Osteoporosis is the most common metabolic bone disease that decreases bone mass, causes destruction and eventually friability. This disease is preventable, and because adolescent females are the high-risk population, teaching this age group is of the utmost importance. The aim of this study was to compare the effects of the two educational methods (Lecture and Pamphlet) on osteoporosis preventive behaviors among female students.
Materials and Methods: This was a randomized clinical trial (RCT). To collect data, demographic questionnaire, food frequency questionnaire (FFQ), and physical activity questionnaire were used. Subjects were 205 seventh-grade girls who were selected by multistage random method and allocated in two experimental (Lecture = 68, Pamphlet = 67) and 70 for control group. In the Lecture group, there were 5 sessions of training, each of which lasted 60 minutes. In the Pamphlet group, only educational pamphlets were given, and no interventions were performed in the control group. Data were analyzed through statistical software SPSS version 21.0. Descriptive statistics, chi-square tests, t-test and ANOVA were applied to analyze the data.

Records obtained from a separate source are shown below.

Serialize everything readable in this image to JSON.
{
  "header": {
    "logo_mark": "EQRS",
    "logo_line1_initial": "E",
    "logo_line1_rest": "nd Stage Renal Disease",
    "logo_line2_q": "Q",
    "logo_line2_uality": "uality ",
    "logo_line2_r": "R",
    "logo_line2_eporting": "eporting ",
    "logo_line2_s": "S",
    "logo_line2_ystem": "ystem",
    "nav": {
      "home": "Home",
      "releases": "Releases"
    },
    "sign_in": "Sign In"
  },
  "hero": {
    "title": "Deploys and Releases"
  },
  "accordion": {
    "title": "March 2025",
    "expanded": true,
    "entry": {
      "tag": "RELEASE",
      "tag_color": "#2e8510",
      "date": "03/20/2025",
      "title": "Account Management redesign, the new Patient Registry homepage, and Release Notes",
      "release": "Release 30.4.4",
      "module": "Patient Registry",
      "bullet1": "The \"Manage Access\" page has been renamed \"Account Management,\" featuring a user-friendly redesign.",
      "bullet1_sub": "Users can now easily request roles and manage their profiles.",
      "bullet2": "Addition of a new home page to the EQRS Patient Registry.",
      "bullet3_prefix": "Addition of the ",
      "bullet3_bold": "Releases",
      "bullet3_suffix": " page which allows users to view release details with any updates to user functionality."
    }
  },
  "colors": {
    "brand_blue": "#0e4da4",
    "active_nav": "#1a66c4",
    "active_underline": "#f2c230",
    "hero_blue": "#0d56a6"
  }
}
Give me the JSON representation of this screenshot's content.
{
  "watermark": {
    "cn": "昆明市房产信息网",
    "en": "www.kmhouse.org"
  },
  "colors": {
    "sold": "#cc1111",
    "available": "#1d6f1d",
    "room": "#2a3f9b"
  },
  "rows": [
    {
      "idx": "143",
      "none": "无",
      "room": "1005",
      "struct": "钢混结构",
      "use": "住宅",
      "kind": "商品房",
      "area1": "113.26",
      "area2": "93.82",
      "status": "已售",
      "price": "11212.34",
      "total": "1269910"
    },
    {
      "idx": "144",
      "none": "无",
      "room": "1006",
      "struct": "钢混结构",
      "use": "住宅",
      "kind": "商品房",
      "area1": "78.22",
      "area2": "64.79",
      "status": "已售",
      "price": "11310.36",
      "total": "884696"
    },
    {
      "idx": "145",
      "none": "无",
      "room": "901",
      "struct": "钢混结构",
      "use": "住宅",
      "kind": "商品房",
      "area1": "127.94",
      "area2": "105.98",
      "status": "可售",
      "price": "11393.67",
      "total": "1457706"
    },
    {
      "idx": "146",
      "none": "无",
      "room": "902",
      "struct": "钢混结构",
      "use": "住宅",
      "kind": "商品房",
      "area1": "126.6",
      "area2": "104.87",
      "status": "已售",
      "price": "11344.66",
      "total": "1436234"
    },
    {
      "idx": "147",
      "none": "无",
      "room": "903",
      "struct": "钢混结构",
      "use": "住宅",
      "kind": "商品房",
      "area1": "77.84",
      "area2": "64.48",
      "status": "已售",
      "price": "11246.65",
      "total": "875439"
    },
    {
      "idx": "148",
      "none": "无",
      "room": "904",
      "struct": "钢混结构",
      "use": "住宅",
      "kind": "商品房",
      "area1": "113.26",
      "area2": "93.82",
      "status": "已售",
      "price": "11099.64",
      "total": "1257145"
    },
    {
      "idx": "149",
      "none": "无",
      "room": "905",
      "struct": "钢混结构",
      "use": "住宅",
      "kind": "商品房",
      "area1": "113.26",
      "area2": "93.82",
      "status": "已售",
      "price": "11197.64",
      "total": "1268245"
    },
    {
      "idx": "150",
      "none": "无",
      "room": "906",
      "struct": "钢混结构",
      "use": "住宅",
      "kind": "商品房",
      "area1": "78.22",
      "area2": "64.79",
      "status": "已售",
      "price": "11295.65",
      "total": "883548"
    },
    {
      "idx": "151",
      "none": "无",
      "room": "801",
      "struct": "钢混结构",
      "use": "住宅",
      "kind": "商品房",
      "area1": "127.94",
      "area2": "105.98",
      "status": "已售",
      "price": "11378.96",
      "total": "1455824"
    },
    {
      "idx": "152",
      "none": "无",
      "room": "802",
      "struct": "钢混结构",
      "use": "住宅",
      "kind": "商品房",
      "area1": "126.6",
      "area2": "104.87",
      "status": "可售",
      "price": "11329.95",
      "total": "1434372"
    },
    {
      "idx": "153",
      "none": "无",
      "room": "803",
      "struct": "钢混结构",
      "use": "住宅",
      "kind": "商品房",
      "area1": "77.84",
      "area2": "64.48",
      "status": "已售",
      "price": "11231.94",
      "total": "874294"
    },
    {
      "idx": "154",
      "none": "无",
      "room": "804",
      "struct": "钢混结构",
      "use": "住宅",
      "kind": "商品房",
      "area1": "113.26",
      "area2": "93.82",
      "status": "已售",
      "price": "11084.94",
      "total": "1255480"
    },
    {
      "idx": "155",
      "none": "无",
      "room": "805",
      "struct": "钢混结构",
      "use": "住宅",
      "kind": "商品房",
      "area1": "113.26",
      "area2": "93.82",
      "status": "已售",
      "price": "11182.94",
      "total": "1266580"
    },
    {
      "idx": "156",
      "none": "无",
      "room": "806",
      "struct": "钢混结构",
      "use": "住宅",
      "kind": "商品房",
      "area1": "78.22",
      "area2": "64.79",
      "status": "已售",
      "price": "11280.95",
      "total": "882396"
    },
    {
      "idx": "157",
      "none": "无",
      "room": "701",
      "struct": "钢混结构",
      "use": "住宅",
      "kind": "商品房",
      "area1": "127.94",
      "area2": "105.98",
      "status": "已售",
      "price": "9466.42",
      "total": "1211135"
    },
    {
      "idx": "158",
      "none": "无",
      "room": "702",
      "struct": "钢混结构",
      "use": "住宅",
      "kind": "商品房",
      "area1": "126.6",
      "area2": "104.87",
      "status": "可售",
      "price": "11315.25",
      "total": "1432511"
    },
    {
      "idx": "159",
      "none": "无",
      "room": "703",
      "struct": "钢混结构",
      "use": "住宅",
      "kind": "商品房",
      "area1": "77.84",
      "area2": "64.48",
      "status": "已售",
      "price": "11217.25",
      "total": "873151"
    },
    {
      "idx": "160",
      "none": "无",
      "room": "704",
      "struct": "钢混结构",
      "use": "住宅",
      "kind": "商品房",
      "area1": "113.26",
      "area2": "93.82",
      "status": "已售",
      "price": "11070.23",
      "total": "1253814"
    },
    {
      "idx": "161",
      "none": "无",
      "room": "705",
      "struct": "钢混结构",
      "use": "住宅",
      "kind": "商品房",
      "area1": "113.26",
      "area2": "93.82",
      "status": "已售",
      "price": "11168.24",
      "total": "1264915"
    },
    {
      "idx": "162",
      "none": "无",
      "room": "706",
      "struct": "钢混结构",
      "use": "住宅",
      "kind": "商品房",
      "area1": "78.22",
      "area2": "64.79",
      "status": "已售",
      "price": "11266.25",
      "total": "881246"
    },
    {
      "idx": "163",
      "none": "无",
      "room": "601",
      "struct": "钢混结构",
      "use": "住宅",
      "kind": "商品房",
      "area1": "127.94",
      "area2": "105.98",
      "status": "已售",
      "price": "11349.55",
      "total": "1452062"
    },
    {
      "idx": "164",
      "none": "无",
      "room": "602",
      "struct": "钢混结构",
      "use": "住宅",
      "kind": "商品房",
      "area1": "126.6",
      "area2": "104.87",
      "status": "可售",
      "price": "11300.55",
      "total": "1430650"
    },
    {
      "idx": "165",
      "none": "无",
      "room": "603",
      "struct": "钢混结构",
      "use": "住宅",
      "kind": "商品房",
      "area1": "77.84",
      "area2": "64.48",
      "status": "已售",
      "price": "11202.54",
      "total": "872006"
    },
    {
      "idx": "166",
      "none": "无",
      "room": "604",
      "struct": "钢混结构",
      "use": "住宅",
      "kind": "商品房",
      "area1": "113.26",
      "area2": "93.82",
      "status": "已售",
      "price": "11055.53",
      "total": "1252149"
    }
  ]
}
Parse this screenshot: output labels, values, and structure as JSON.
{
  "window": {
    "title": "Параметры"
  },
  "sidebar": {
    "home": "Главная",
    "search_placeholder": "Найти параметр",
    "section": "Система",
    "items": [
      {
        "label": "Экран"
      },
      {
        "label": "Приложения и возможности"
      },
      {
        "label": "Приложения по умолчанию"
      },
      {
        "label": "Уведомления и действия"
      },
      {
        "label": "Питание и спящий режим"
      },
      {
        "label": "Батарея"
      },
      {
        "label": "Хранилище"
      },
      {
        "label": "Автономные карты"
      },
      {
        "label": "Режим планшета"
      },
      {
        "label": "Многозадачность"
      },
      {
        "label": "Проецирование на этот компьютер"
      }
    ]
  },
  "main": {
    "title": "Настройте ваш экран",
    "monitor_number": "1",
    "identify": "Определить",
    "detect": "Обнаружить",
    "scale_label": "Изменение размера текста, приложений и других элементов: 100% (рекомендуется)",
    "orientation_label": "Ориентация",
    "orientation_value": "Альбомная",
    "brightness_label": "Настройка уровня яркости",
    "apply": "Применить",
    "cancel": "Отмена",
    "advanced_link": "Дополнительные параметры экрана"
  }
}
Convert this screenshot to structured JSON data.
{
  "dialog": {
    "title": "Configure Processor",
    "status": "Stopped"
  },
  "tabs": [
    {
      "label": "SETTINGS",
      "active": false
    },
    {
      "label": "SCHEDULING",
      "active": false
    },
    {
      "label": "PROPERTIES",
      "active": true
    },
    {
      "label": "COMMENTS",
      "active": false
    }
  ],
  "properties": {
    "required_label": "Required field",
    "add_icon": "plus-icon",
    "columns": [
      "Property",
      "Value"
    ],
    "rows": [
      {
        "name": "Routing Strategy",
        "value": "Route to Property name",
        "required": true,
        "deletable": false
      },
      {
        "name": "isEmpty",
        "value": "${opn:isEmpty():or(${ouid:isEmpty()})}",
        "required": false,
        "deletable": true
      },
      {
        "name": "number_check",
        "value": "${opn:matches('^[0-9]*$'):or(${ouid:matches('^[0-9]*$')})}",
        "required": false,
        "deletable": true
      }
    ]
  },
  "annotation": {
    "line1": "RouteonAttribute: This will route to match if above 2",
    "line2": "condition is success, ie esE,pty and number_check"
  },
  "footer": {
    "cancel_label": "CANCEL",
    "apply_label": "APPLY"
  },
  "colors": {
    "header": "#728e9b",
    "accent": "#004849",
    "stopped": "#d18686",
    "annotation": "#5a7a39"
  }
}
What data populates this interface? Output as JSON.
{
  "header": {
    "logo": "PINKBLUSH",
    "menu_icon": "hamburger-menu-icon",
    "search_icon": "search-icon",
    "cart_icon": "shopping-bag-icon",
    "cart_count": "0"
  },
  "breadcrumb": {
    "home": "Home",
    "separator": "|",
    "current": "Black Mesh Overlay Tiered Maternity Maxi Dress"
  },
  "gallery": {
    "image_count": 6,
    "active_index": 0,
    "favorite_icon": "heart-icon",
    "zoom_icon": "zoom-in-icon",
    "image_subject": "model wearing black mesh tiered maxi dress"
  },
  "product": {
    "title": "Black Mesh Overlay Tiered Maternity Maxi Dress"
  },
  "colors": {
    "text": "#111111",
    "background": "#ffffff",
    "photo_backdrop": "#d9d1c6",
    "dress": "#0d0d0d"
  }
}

Results: The mean age of the students was 13 + 0.856 years old and there was no difference in terms of demographic variables between intervention and control groups. The results identified the mean scores of physical activity behaviors significantly improved two mounts after the intervention in the lecture group (P=0.001).While, the men scores of the pamphlet group had no significant changes after two months, but the differences of the both group compared to the control group were significant. Considering the significant decreased in the control group (P= 001). The mean scores of calcium intake in the two lecture and pamphlet groups significantly increased (P<0.001), while, as it was expected no significant changes in the control group after the intervention.
Conclusion: The osteoporosis preventive behaviors intervention improved the preventive behaviors of the participants. The results showed the effectiveness of education in both Pamphlet and Lecture group, because calcium intake and physical activity were significantly increased compared to pre-intervention and the control group.